For the bronco test, cones are set up at zero meters, twenty meters, forty meters, and sixty meters.
When the player is told to start they run from zero to sixty meters, then zero to forty meters, and zero to twenty meters. This is all without stopping.
This is considered one rep.
The test consists of five reps, performed as quickly as possible with no break in between. The player’s time to complete the entire five reps is their score.
The bronco test is commonly run at the beginning and end of the pre-season to gauge improvement.
What Is Plyometric Training In Rugby?
Plyometrics is a training method that originated in the Soviet Union back in the day.
It is designed to increase explosive power by training the muscle to go from a stressed, stretched position into an explosive contraction as quickly as possible.
It is often called jump training because all of the most common plyometric exercises involve jumping.
The idea of this kind of training is to learn to direct the energy from the stress of the landing into the explosive contraction that happens right afterward.
This is a method that should only be tried under the supervision of a competent professional trainer. That’s because it’s a maximum power ballistic workout and has a real potential for injury if done with poor form.
Plyometrics for rugby players
Plyometrics are a regular part of the training for elite rugby players for obvious reasons. Since they enhance the explosiveness of the muscles, they also enhance both running speed and power.
Virtually every common plyometric exercise is some variation of a jump, so they are particularly good for legs, and therefore running speed.
These exercises include many types of jumps including:
- depth jumps
- box jumps
- single leg bounding
- power skipping
At the elite rugby levels, these are trained no more than twice a week, for very short sessions.

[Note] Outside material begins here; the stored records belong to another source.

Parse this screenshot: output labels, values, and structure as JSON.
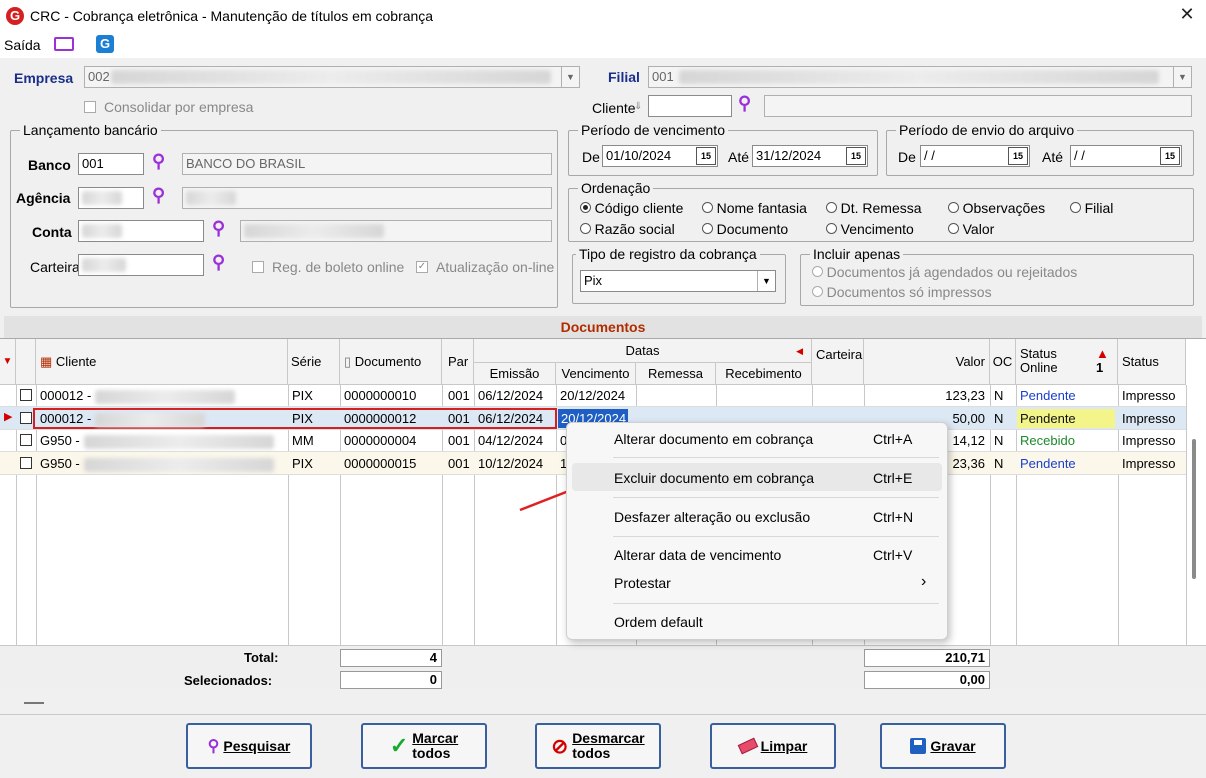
{
  "window": {
    "title": "CRC - Cobrança eletrônica - Manutenção de títulos em cobrança",
    "close": "✕",
    "logo": "G"
  },
  "menu": {
    "saida": "Saída"
  },
  "empresa": {
    "label": "Empresa",
    "value": "002",
    "consolidar": "Consolidar por empresa"
  },
  "filial": {
    "label": "Filial",
    "value": "001"
  },
  "cliente": {
    "label": "Cliente"
  },
  "lancamento": {
    "title": "Lançamento bancário",
    "banco_label": "Banco",
    "banco_value": "001",
    "banco_name": "BANCO DO BRASIL",
    "agencia_label": "Agência",
    "conta_label": "Conta",
    "carteira_label": "Carteira",
    "reg_boleto": "Reg. de boleto online",
    "atualizacao": "Atualização on-line"
  },
  "vencimento": {
    "title": "Período de vencimento",
    "de_label": "De",
    "de_value": "01/10/2024",
    "ate_label": "Até",
    "ate_value": "31/12/2024"
  },
  "envio": {
    "title": "Período de envio do arquivo",
    "de_label": "De",
    "de_value": " / /",
    "ate_label": "Até",
    "ate_value": " / /"
  },
  "ordenacao": {
    "title": "Ordenação",
    "options": [
      "Código cliente",
      "Nome fantasia",
      "Dt. Remessa",
      "Observações",
      "Filial",
      "Razão social",
      "Documento",
      "Vencimento",
      "Valor"
    ]
  },
  "tipo_registro": {
    "title": "Tipo de registro da cobrança",
    "value": "Pix"
  },
  "incluir": {
    "title": "Incluir apenas",
    "opt1": "Documentos já agendados ou rejeitados",
    "opt2": "Documentos só impressos"
  },
  "documentos": {
    "title": "Documentos"
  },
  "grid": {
    "headers": {
      "cliente": "Cliente",
      "serie": "Série",
      "documento": "Documento",
      "par": "Par",
      "datas": "Datas",
      "emissao": "Emissão",
      "vencimento": "Vencimento",
      "remessa": "Remessa",
      "recebimento": "Recebimento",
      "carteira": "Carteira",
      "valor": "Valor",
      "oc": "OC",
      "status_online": "Status Online",
      "status": "Status",
      "sort_marker": "1"
    },
    "rows": [
      {
        "cliente": "000012 -",
        "serie": "PIX",
        "documento": "0000000010",
        "par": "001",
        "emissao": "06/12/2024",
        "vencimento": "20/12/2024",
        "valor": "123,23",
        "oc": "N",
        "status_online": "Pendente",
        "status": "Impresso"
      },
      {
        "cliente": "000012 -",
        "serie": "PIX",
        "documento": "0000000012",
        "par": "001",
        "emissao": "06/12/2024",
        "vencimento": "20/12/2024",
        "valor": "50,00",
        "oc": "N",
        "status_online": "Pendente",
        "status": "Impresso"
      },
      {
        "cliente": "G950 -",
        "serie": "MM",
        "documento": "0000000004",
        "par": "001",
        "emissao": "04/12/2024",
        "vencimento": "0",
        "valor": "14,12",
        "oc": "N",
        "status_online": "Recebido",
        "status": "Impresso"
      },
      {
        "cliente": "G950 -",
        "serie": "PIX",
        "documento": "0000000015",
        "par": "001",
        "emissao": "10/12/2024",
        "vencimento": "1",
        "valor": "23,36",
        "oc": "N",
        "status_online": "Pendente",
        "status": "Impresso"
      }
    ],
    "totals": {
      "total_label": "Total:",
      "total_count": "4",
      "total_valor": "210,71",
      "sel_label": "Selecionados:",
      "sel_count": "0",
      "sel_valor": "0,00"
    }
  },
  "context_menu": {
    "items": [
      {
        "label": "Alterar documento em cobrança",
        "key": "Ctrl+A"
      },
      {
        "label": "Excluir documento em cobrança",
        "key": "Ctrl+E"
      },
      {
        "label": "Desfazer alteração ou exclusão",
        "key": "Ctrl+N"
      },
      {
        "label": "Alterar data de vencimento",
        "key": "Ctrl+V"
      },
      {
        "label": "Protestar",
        "key": "›"
      },
      {
        "label": "Ordem default",
        "key": ""
      }
    ]
  },
  "buttons": {
    "pesquisar": "Pesquisar",
    "marcar_1": "Marcar",
    "marcar_2": "todos",
    "desmarcar_1": "Desmarcar",
    "desmarcar_2": "todos",
    "limpar": "Limpar",
    "gravar": "Gravar"
  },
  "colors": {
    "accent": "#9b30d9",
    "status_pendente": "#1a3fcc",
    "status_recebido": "#1a8a2a",
    "doc_title": "#b32c00"
  }
}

Because the emphasis is on maximum explosive speed, there is generally a long period of rest between repetitions.